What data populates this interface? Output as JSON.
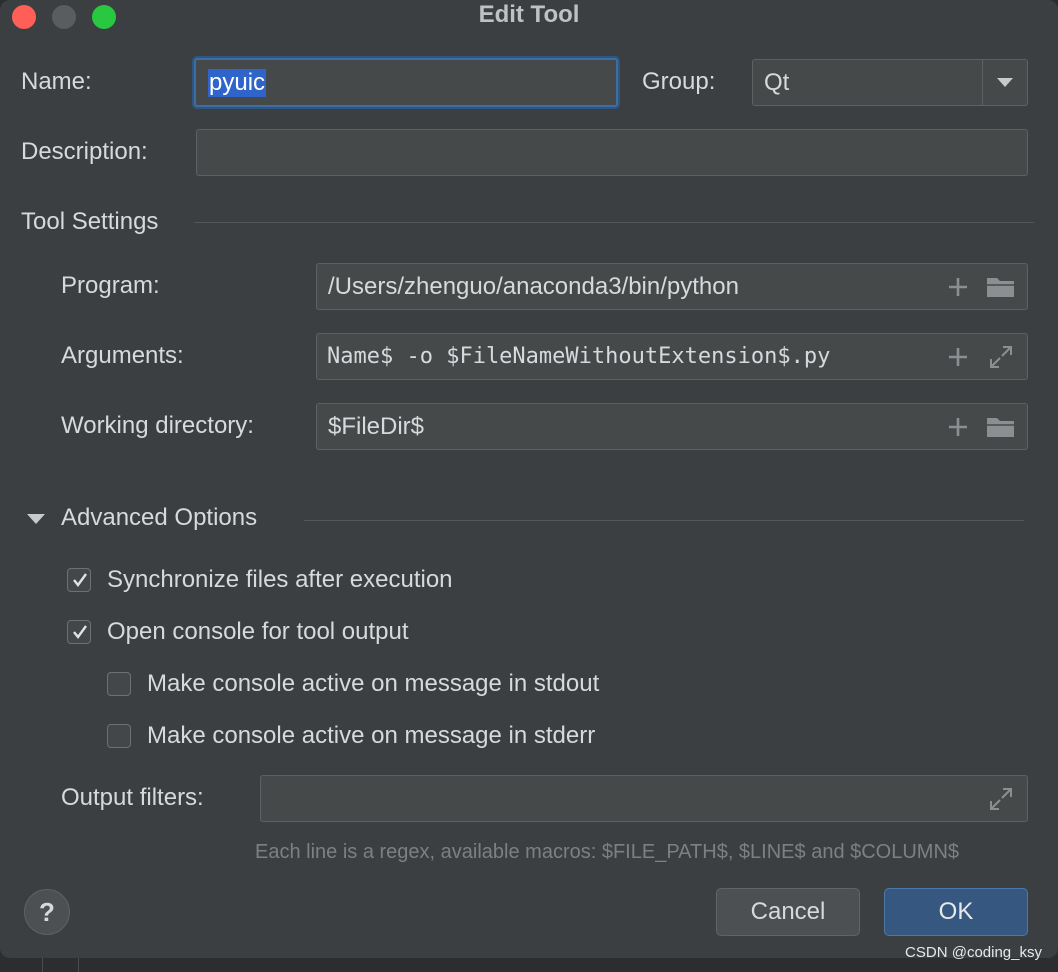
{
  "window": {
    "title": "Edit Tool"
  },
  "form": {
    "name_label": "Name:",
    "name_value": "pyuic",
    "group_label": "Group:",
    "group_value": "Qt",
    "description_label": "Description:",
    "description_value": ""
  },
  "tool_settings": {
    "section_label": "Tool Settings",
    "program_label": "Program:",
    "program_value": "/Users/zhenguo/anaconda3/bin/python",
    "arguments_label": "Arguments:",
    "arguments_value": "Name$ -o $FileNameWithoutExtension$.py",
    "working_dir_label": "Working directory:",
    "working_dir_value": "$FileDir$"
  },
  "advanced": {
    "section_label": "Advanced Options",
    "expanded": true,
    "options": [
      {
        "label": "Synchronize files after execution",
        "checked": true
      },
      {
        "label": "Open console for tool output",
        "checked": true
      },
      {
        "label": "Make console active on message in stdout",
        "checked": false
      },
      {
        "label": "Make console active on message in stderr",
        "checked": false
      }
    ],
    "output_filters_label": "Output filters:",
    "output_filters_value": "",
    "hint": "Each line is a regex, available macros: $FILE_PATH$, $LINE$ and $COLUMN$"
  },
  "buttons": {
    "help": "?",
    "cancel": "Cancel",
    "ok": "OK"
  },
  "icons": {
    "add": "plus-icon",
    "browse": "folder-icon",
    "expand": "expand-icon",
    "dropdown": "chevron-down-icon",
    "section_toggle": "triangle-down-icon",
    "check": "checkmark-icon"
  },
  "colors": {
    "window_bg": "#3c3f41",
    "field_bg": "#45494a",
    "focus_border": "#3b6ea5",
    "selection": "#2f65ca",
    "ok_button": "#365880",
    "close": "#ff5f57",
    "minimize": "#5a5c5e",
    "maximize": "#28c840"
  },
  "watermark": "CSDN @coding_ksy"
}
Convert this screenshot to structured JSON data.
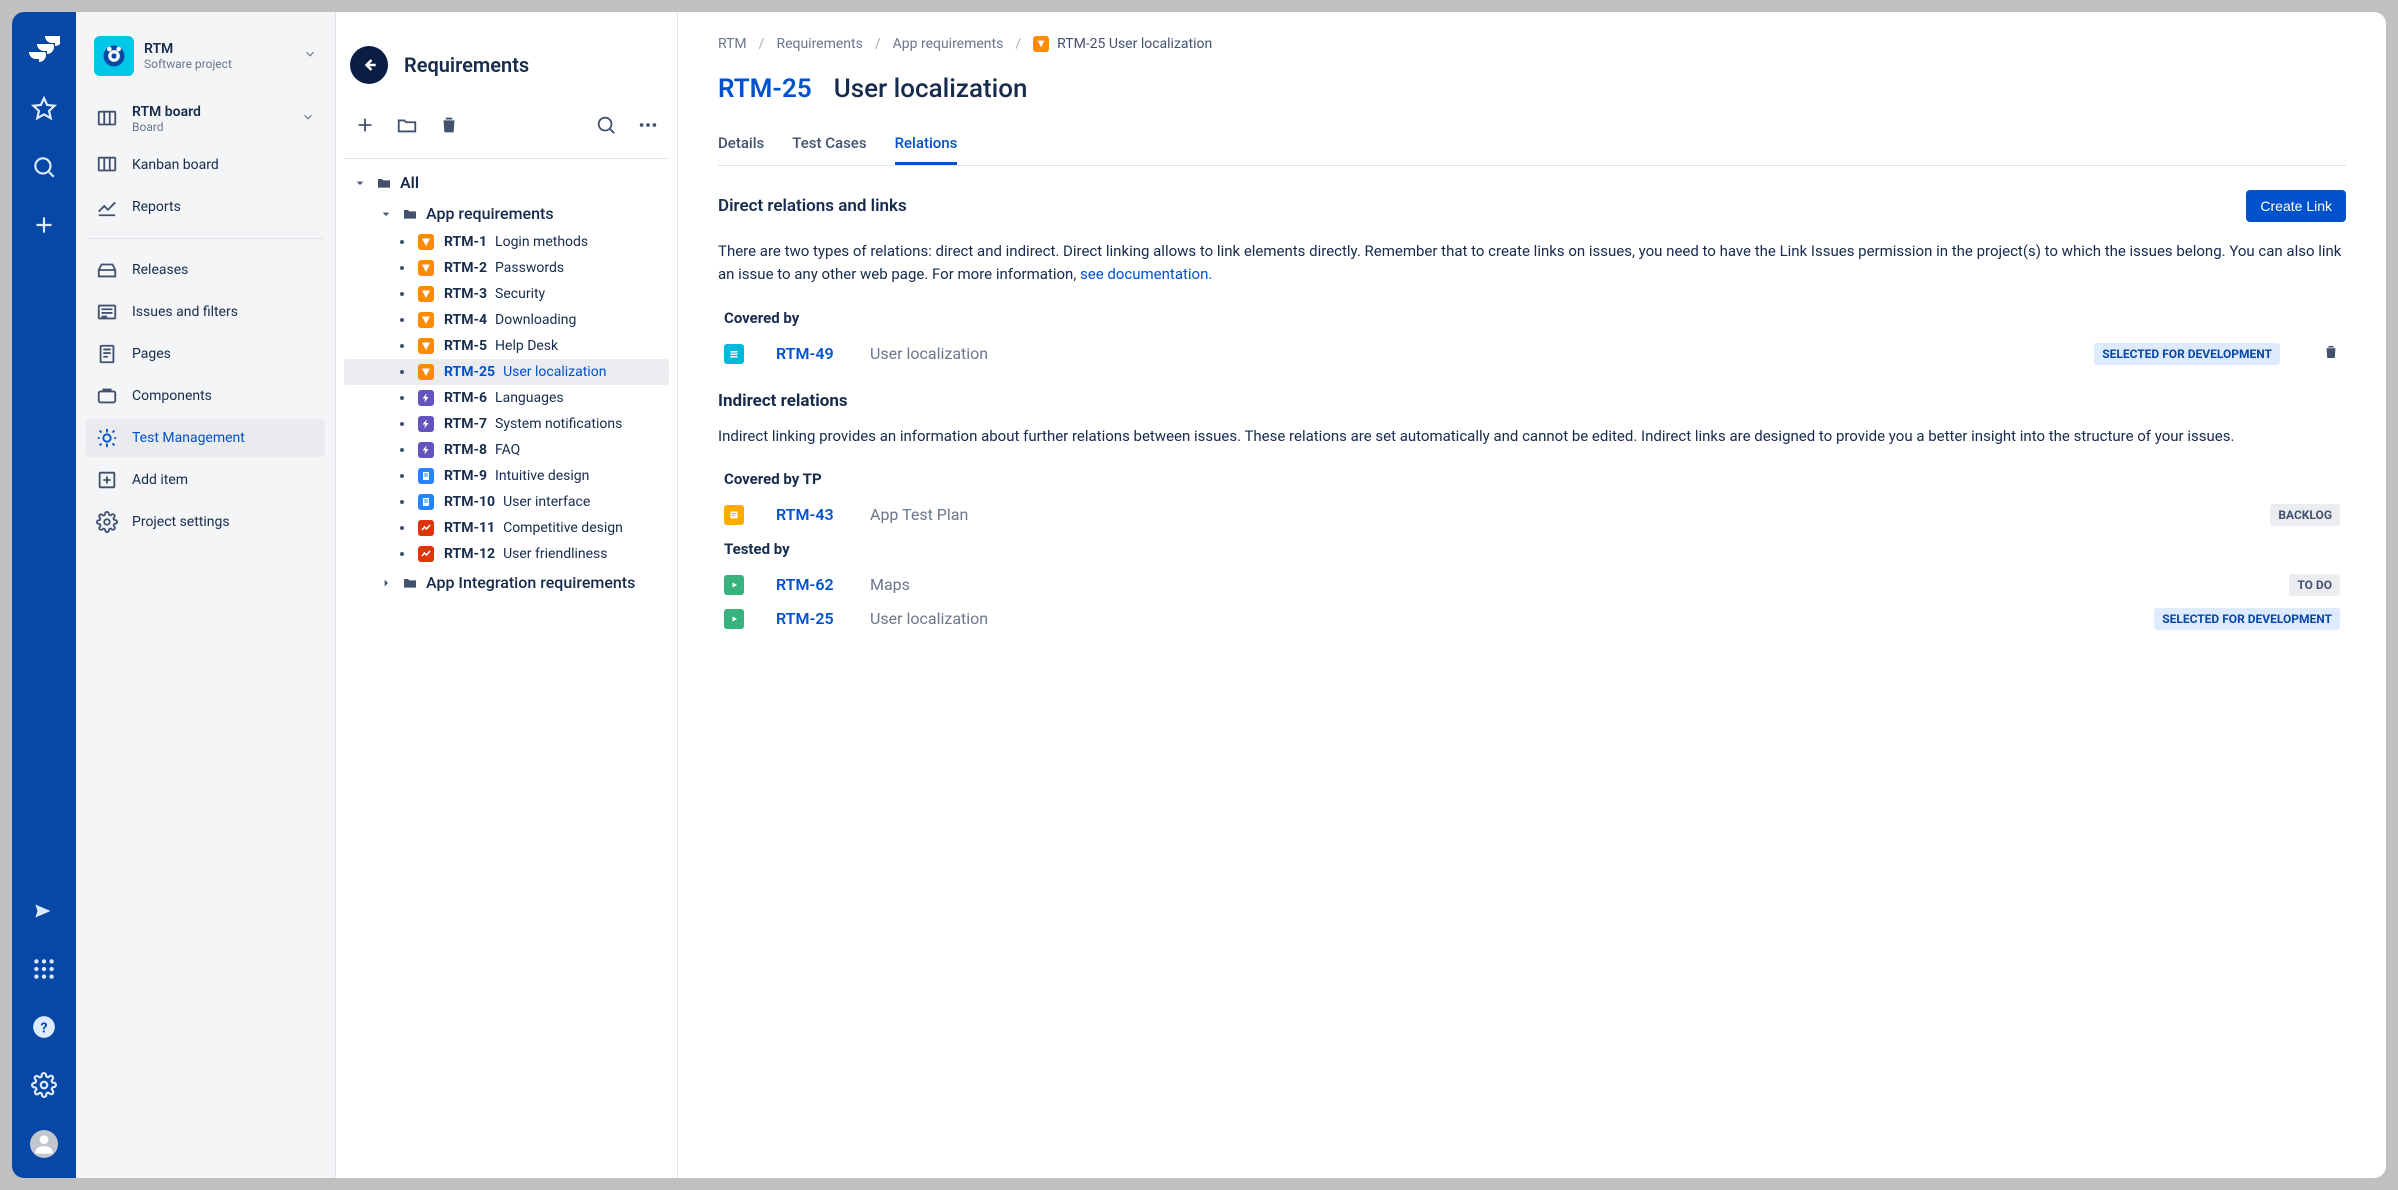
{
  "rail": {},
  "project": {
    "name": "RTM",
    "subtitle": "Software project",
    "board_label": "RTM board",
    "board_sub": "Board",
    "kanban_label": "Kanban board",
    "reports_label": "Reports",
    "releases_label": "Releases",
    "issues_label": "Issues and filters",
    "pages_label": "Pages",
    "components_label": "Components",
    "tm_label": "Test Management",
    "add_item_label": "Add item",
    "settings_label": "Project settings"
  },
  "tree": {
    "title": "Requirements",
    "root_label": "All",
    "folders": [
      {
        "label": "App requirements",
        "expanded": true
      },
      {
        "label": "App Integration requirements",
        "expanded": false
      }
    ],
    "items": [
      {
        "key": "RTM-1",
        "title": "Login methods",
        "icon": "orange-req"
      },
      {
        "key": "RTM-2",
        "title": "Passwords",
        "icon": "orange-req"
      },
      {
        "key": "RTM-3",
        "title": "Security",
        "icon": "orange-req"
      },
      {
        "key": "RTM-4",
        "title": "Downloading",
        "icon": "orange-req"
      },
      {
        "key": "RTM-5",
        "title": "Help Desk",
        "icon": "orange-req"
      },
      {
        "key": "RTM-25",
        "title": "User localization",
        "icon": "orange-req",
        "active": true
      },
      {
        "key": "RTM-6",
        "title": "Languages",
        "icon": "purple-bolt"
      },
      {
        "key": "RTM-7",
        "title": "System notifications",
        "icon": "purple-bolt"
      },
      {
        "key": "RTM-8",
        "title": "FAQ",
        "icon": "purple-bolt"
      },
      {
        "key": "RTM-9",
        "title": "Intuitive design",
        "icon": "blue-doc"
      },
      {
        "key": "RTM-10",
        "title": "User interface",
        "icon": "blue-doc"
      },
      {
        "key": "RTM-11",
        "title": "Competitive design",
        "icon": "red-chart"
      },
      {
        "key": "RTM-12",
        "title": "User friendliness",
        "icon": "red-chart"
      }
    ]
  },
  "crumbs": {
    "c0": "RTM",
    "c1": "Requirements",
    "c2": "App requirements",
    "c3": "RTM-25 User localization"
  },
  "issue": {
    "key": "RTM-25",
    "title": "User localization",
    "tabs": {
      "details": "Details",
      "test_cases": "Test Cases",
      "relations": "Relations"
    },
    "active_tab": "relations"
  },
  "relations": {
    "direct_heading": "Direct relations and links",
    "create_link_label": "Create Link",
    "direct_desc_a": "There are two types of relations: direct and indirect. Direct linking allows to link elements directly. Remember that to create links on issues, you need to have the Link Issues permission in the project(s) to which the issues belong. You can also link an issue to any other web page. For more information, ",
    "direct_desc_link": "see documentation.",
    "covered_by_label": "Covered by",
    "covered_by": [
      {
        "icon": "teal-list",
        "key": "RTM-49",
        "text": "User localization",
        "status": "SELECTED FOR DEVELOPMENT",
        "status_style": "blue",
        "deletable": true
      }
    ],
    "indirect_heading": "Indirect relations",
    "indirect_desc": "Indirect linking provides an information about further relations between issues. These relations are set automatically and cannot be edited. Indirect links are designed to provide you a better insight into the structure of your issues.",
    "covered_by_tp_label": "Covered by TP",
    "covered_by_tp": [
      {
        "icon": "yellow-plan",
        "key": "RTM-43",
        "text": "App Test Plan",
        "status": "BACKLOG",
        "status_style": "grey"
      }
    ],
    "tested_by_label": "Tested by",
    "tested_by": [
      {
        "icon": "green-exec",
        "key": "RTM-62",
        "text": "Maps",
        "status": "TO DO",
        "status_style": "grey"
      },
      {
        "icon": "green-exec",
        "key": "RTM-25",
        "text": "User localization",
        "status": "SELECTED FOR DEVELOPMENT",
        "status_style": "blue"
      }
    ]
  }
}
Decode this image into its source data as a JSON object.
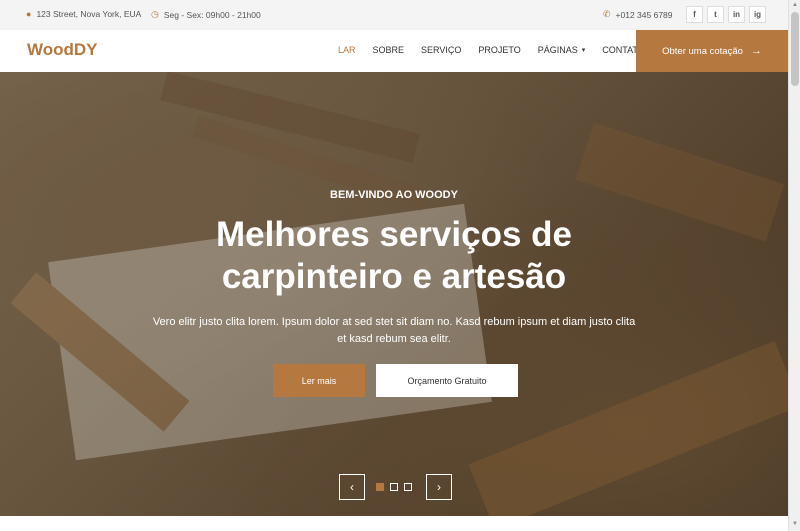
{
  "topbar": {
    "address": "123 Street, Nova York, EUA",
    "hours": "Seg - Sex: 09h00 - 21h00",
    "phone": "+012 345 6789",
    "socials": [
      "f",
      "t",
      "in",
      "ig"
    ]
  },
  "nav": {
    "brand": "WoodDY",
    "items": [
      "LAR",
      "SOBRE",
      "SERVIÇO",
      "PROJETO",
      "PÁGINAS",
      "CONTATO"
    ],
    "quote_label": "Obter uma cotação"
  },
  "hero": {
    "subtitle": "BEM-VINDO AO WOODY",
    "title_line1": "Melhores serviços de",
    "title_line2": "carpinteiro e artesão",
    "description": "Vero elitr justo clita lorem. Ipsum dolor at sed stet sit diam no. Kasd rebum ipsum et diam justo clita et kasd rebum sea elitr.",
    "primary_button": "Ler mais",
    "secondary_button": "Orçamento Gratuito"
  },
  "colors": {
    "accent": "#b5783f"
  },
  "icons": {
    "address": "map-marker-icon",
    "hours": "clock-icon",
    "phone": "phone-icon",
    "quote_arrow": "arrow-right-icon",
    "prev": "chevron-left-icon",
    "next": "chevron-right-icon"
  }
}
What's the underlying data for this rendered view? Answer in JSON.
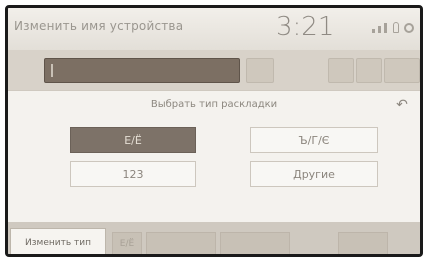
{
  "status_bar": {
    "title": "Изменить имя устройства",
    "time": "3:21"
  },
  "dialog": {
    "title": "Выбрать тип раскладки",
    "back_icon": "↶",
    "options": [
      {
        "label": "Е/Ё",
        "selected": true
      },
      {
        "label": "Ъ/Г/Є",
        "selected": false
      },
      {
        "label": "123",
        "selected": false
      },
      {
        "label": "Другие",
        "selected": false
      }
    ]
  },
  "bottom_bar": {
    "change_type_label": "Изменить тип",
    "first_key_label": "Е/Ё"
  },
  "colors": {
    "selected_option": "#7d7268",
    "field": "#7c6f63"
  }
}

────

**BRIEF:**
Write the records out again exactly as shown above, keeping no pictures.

**TASK OUTPUT:**
What data populates this interface? Output as JSON.
{
  "window": {
    "title": "Edit Tool"
  },
  "form": {
    "name_label": "Name:",
    "name_value": "pyuic",
    "group_label": "Group:",
    "group_value": "Qt",
    "description_label": "Description:",
    "description_value": ""
  },
  "tool_settings": {
    "section_label": "Tool Settings",
    "program_label": "Program:",
    "program_value": "/Users/zhenguo/anaconda3/bin/python",
    "arguments_label": "Arguments:",
    "arguments_value": "Name$ -o $FileNameWithoutExtension$.py",
    "working_dir_label": "Working directory:",
    "working_dir_value": "$FileDir$"
  },
  "advanced": {
    "section_label": "Advanced Options",
    "expanded": true,
    "options": [
      {
        "label": "Synchronize files after execution",
        "checked": true
      },
      {
        "label": "Open console for tool output",
        "checked": true
      },
      {
        "label": "Make console active on message in stdout",
        "checked": false
      },
      {
        "label": "Make console active on message in stderr",
        "checked": false
      }
    ],
    "output_filters_label": "Output filters:",
    "output_filters_value": "",
    "hint": "Each line is a regex, available macros: $FILE_PATH$, $LINE$ and $COLUMN$"
  },
  "buttons": {
    "help": "?",
    "cancel": "Cancel",
    "ok": "OK"
  },
  "icons": {
    "add": "plus-icon",
    "browse": "folder-icon",
    "expand": "expand-icon",
    "dropdown": "chevron-down-icon",
    "section_toggle": "triangle-down-icon",
    "check": "checkmark-icon"
  },
  "colors": {
    "window_bg": "#3c3f41",
    "field_bg": "#45494a",
    "focus_border": "#3b6ea5",
    "selection": "#2f65ca",
    "ok_button": "#365880",
    "close": "#ff5f57",
    "minimize": "#5a5c5e",
    "maximize": "#28c840"
  },
  "watermark": "CSDN @coding_ksy"
}
Convert this screenshot to structured JSON data.
{
  "rail": {},
  "project": {
    "name": "RTM",
    "subtitle": "Software project",
    "board_label": "RTM board",
    "board_sub": "Board",
    "kanban_label": "Kanban board",
    "reports_label": "Reports",
    "releases_label": "Releases",
    "issues_label": "Issues and filters",
    "pages_label": "Pages",
    "components_label": "Components",
    "tm_label": "Test Management",
    "add_item_label": "Add item",
    "settings_label": "Project settings"
  },
  "tree": {
    "title": "Requirements",
    "root_label": "All",
    "folders": [
      {
        "label": "App requirements",
        "expanded": true
      },
      {
        "label": "App Integration requirements",
        "expanded": false
      }
    ],
    "items": [
      {
        "key": "RTM-1",
        "title": "Login methods",
        "icon": "orange-req"
      },
      {
        "key": "RTM-2",
        "title": "Passwords",
        "icon": "orange-req"
      },
      {
        "key": "RTM-3",
        "title": "Security",
        "icon": "orange-req"
      },
      {
        "key": "RTM-4",
        "title": "Downloading",
        "icon": "orange-req"
      },
      {
        "key": "RTM-5",
        "title": "Help Desk",
        "icon": "orange-req"
      },
      {
        "key": "RTM-25",
        "title": "User localization",
        "icon": "orange-req",
        "active": true
      },
      {
        "key": "RTM-6",
        "title": "Languages",
        "icon": "purple-bolt"
      },
      {
        "key": "RTM-7",
        "title": "System notifications",
        "icon": "purple-bolt"
      },
      {
        "key": "RTM-8",
        "title": "FAQ",
        "icon": "purple-bolt"
      },
      {
        "key": "RTM-9",
        "title": "Intuitive design",
        "icon": "blue-doc"
      },
      {
        "key": "RTM-10",
        "title": "User interface",
        "icon": "blue-doc"
      },
      {
        "key": "RTM-11",
        "title": "Competitive design",
        "icon": "red-chart"
      },
      {
        "key": "RTM-12",
        "title": "User friendliness",
        "icon": "red-chart"
      }
    ]
  },
  "crumbs": {
    "c0": "RTM",
    "c1": "Requirements",
    "c2": "App requirements",
    "c3": "RTM-25 User localization"
  },
  "issue": {
    "key": "RTM-25",
    "title": "User localization",
    "tabs": {
      "details": "Details",
      "test_cases": "Test Cases",
      "relations": "Relations"
    },
    "active_tab": "relations"
  },
  "relations": {
    "direct_heading": "Direct relations and links",
    "create_link_label": "Create Link",
    "direct_desc_a": "There are two types of relations: direct and indirect. Direct linking allows to link elements directly. Remember that to create links on issues, you need to have the Link Issues permission in the project(s) to which the issues belong. You can also link an issue to any other web page. For more information, ",
    "direct_desc_link": "see documentation.",
    "covered_by_label": "Covered by",
    "covered_by": [
      {
        "icon": "teal-list",
        "key": "RTM-49",
        "text": "User localization",
        "status": "SELECTED FOR DEVELOPMENT",
        "status_style": "blue",
        "deletable": true
      }
    ],
    "indirect_heading": "Indirect relations",
    "indirect_desc": "Indirect linking provides an information about further relations between issues. These relations are set automatically and cannot be edited. Indirect links are designed to provide you a better insight into the structure of your issues.",
    "covered_by_tp_label": "Covered by TP",
    "covered_by_tp": [
      {
        "icon": "yellow-plan",
        "key": "RTM-43",
        "text": "App Test Plan",
        "status": "BACKLOG",
        "status_style": "grey"
      }
    ],
    "tested_by_label": "Tested by",
    "tested_by": [
      {
        "icon": "green-exec",
        "key": "RTM-62",
        "text": "Maps",
        "status": "TO DO",
        "status_style": "grey"
      },
      {
        "icon": "green-exec",
        "key": "RTM-25",
        "text": "User localization",
        "status": "SELECTED FOR DEVELOPMENT",
        "status_style": "blue"
      }
    ]
  }
}
Decode this image into its source data as a JSON object.
{
  "topbar": {
    "address": "123 Street, Nova York, EUA",
    "hours": "Seg - Sex: 09h00 - 21h00",
    "phone": "+012 345 6789",
    "socials": [
      "f",
      "t",
      "in",
      "ig"
    ]
  },
  "nav": {
    "brand": "WoodDY",
    "items": [
      "LAR",
      "SOBRE",
      "SERVIÇO",
      "PROJETO",
      "PÁGINAS",
      "CONTATO"
    ],
    "quote_label": "Obter uma cotação"
  },
  "hero": {
    "subtitle": "BEM-VINDO AO WOODY",
    "title_line1": "Melhores serviços de",
    "title_line2": "carpinteiro e artesão",
    "description": "Vero elitr justo clita lorem. Ipsum dolor at sed stet sit diam no. Kasd rebum ipsum et diam justo clita et kasd rebum sea elitr.",
    "primary_button": "Ler mais",
    "secondary_button": "Orçamento Gratuito"
  },
  "colors": {
    "accent": "#b5783f"
  },
  "icons": {
    "address": "map-marker-icon",
    "hours": "clock-icon",
    "phone": "phone-icon",
    "quote_arrow": "arrow-right-icon",
    "prev": "chevron-left-icon",
    "next": "chevron-right-icon"
  }
}
What's the underlying data for this rendered view? Answer in JSON.
{
  "status_bar": {
    "title": "Изменить имя устройства",
    "time": "3:21"
  },
  "dialog": {
    "title": "Выбрать тип раскладки",
    "back_icon": "↶",
    "options": [
      {
        "label": "Е/Ё",
        "selected": true
      },
      {
        "label": "Ъ/Г/Є",
        "selected": false
      },
      {
        "label": "123",
        "selected": false
      },
      {
        "label": "Другие",
        "selected": false
      }
    ]
  },
  "bottom_bar": {
    "change_type_label": "Изменить тип",
    "first_key_label": "Е/Ё"
  },
  "colors": {
    "selected_option": "#7d7268",
    "field": "#7c6f63"
  }
}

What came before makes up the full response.